● **GOAL OF THE EXERCISE**: Among the lines below, some may contain the string "book". Say how many do, and give nothing besides the number.

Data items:
######

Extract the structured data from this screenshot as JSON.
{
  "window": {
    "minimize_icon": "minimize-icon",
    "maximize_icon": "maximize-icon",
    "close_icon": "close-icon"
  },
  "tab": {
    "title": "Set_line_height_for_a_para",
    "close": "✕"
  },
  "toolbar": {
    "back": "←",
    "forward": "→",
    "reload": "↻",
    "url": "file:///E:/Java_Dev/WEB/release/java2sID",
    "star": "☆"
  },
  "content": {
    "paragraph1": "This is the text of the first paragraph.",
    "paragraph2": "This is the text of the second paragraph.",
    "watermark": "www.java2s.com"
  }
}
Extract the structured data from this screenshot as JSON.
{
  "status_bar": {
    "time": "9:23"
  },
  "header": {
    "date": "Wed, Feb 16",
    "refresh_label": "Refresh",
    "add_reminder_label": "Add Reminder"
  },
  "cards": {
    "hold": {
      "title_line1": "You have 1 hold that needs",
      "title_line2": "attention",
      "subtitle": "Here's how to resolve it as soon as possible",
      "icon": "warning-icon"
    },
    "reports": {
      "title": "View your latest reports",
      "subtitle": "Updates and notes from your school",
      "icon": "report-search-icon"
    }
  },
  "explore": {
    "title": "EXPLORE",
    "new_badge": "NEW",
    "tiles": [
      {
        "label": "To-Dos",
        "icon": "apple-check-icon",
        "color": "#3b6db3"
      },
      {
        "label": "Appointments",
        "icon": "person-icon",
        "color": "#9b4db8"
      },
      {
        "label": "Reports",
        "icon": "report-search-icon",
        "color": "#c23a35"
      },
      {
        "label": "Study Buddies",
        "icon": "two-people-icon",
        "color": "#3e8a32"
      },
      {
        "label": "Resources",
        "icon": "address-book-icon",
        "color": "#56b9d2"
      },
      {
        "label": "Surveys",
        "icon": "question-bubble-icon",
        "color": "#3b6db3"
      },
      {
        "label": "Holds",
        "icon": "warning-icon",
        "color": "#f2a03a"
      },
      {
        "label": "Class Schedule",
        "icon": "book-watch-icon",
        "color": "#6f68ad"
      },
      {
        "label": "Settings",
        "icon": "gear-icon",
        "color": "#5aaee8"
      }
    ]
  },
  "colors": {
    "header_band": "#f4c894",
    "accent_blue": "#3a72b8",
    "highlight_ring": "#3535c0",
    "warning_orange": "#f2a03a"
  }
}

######

● **YOUR RESPONSE**: 2